If all the recent blockbusters have you thinking about investing in the movie industry, there are a few things you need to consider beyond the basic financials. First, you should examine which recent movies are performing well, as well as which movies (and franchises) are likely to offer the most future potential. On top of that, you should keep a company's focus in mind -- for instance, that Lions Gate Entertainment (NYSE:LGF) solely focuses on movie and television production while Disney (NYSE:DIS) and Time Warner (NYSE:TWX), owner of Warner Bros., are more diversified, which makes them different types of investments. Let's take a look at what each of these companies have to offer from a movie perspective.
A cast of investment characters
If you're looking for high-growth potential, and you're willing to take on more risk, then you might want to look at Lions Gate. Its Hunger Games franchise is off to a phenomenal start, and there's no reason to think that its momentum will suddenly slow. More on this soon.
If you're looking to invest in a much larger company, yet you'd still like to invest in movies, then you might want to consider Disney. Its most recent release, Frozen, has been a home run. Considering the movie's success, Disney is likely to go with another fairy tale in the near future, which could further drive the company's top line. This is especially the case given Disney's skill at merchandise sales following a movie's success.
As far as Time Warner goes, its Hobbit franchise seems to be delivering a solid performance, especially considering that the original The Hobbit: An Unexpected Journey grossed just north of $1 billion and is No. 16 on the list of all-time highest-grossing movies. Personally, I don't think that ranking is justifiable, as I didn't think the movie held a candle to any of the Lord of the Rings movies, but that's just my opinion. Only the numbers matter.
Let's see how Hunger Games: Catching Fire, Frozen, and The Hobbit: The Desolation of Smaug performed over the weekend, and take a look at some other interesting numbers.
The Hobbit: The Desolation of Smaug brought in $73.68 million on its opening weekend. This fell short of expectations, and it didn't match the original's opening-weekend total of $84.6 million. Electra, the snowstorm that affected a good portion of the country, might have played a role.

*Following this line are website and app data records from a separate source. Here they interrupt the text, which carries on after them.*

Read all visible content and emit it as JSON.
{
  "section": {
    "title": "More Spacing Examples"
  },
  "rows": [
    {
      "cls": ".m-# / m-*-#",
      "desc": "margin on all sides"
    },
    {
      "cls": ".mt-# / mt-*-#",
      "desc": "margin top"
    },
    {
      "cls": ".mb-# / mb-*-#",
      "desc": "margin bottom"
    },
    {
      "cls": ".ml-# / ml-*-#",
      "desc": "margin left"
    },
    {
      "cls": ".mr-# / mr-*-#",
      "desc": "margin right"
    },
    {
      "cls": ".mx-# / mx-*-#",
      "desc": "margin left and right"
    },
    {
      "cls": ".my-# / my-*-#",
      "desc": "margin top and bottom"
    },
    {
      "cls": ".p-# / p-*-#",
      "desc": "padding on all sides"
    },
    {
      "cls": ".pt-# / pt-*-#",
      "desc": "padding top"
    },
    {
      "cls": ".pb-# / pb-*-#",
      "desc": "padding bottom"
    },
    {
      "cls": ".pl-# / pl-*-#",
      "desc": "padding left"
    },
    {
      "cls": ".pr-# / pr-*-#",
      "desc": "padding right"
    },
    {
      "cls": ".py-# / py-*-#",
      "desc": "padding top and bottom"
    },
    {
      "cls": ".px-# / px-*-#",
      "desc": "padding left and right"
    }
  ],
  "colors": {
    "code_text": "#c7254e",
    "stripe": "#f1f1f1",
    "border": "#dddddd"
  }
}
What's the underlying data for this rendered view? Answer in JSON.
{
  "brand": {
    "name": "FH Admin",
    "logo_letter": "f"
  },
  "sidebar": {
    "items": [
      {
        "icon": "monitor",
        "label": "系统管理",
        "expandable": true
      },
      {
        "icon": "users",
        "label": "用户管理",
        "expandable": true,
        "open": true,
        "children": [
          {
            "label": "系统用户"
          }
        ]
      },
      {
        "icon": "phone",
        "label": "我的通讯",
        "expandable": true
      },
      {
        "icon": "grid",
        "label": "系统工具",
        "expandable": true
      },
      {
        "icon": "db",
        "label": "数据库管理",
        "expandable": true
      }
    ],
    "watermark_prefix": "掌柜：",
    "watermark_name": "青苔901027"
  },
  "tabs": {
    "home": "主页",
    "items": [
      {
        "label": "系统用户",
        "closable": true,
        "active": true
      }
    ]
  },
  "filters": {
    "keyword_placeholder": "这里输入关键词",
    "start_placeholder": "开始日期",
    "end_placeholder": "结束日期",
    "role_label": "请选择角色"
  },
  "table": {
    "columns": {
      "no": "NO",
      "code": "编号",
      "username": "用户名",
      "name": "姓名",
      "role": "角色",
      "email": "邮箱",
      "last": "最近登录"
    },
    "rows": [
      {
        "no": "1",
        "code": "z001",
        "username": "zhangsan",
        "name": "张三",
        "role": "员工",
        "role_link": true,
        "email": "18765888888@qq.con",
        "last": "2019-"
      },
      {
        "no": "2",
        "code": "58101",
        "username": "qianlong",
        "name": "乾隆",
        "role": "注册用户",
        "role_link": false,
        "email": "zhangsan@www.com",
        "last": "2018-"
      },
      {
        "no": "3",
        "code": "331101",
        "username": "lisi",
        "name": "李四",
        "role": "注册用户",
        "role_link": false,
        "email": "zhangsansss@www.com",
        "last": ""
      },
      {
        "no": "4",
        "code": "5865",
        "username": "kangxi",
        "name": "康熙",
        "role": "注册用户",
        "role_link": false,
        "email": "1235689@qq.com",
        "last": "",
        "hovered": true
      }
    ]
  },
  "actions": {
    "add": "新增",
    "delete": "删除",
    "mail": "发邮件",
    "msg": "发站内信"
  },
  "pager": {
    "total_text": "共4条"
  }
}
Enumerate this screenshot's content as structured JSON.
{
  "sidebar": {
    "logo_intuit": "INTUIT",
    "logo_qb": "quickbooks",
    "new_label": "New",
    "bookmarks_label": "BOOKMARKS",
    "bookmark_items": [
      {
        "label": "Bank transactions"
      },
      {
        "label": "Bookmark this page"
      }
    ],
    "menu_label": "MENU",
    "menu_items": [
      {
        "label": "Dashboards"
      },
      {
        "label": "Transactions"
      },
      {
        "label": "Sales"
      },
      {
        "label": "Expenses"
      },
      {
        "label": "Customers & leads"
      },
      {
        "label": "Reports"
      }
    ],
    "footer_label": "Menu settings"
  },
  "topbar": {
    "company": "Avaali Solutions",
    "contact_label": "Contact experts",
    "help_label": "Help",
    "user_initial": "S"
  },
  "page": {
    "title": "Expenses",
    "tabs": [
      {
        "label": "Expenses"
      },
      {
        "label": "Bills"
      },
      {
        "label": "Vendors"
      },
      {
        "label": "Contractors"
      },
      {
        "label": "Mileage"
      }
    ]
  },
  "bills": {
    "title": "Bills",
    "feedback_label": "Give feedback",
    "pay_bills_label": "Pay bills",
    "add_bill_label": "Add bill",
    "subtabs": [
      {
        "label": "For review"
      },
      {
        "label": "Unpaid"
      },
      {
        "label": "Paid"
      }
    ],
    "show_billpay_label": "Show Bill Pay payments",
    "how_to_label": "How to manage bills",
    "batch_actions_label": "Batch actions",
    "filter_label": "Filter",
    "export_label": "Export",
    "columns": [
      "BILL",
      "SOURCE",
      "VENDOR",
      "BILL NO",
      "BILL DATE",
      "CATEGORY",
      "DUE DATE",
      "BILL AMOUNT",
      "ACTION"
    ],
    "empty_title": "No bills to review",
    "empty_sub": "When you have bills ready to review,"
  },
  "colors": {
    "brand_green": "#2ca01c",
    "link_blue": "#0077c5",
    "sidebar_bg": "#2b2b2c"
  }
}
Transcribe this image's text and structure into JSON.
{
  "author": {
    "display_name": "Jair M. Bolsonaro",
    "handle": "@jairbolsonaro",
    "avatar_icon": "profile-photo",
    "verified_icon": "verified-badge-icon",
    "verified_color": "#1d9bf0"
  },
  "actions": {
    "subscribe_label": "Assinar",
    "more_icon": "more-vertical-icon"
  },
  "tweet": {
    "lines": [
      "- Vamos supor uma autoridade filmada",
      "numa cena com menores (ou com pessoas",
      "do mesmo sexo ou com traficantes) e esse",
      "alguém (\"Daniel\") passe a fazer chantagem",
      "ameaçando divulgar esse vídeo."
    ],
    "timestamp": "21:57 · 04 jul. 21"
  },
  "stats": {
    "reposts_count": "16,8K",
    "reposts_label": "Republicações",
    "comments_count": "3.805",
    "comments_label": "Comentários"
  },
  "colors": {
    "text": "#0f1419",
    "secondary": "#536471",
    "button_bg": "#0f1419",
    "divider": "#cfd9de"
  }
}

The Desolation of Smaug also sported higher ratings than An Unexpected Journey.
For example, The Desolation of Smaug carries an IMDb rating of 8.5, whereas An Unexpected Journey's rating is 8.0. The Desolation of Smaug also has a higher RottenTomatoes.com rating of 87% (audience approval rating) versus 83% for An Unexpected Journey.
The point here is that these higher scores combined with poor weather might indicate that The Desolation of Smaug still has good potential going forward. However, these numbers still aren't as impressive as those achieved by Frozen and The Hunger Games: Catching Fire, at least from the perspective of audience approval ratings.
Disney's Frozen brought in $22.2 million over the weekend ending Dec. 15. After 19 days, Frozen has brought in $164.4 million, 42.5% more than Tangled (2010) for the same time frame. Frozen has an IMDb rating of 8.1 and an audience approval rating of 90% on RottenTomatoes.
The Hunger Games: Catching Fire brought in $13.2 million over the weekend. However, after four weeks, its box-office sales totaled $357 million, which is a 6% better pace than the original. Catching Fire has an IMDb rating of 8.1 and an audience approval rating of 93% on RottenTomatoes.
The Desolation of Smaug appears to offer a solid moviegoing experience, but even if the weather was poor, audience demand doesn't appear to be high enough to offset that headwind. Personally, I don't think it will be a big revenue driver for Time Warner. On the other hand, Time Warner's Warner Bros. consistently pumps out theatrical hits, and it owns TNT, TBS, CNN, and HBO. This broad diversification is a plus, and Time Warner currently yields 1.70%.
Disney never stops winning. It's one of those few companies that will always find a way to please its investors over the long haul. With filmed entertainment, ESPN, other popular cable networks, theme parks, resorts, cruise lines, and more, Disney is even more diversified than Time Warner, as well as more than twice the size. Therefore, it offers more resiliency, as it's a bigger ship to turn if the economy falters. It also currently yields 1.20%. Disney should find a way to further capitalize on Frozen's success, whether via a sequel or more fairy-tale-themed movies. Don't forget about Disney's merchandising capabilities, either.
Lions Gate isn't diversified. I'm usually not a fan of these types of companies, but Lions Gate's The Hunger Games franchise is proving to be a huge success, and there are two more movies in the series coming out over the next two years. Just as hot brands drive the top line for retailers, hot movies drive the top line for production companies. The recent sell-off in the stock seems illogical. That said, due to a lack of diversification, Lions Gate is more of a high-risk/high-reward investment than Time Warner and Disney.
Fool contributor Dan Moskowitz has no position in any stocks mentioned. The Motley Fool recommends Walt Disney. The Motley Fool owns shares of Walt Disney. Try any of our Foolish newsletter services free for 30 days. We Fools may not all hold the same opinions, but we all believe that considering a diverse range of insights makes us better investors. The Motley Fool has a disclosure policy.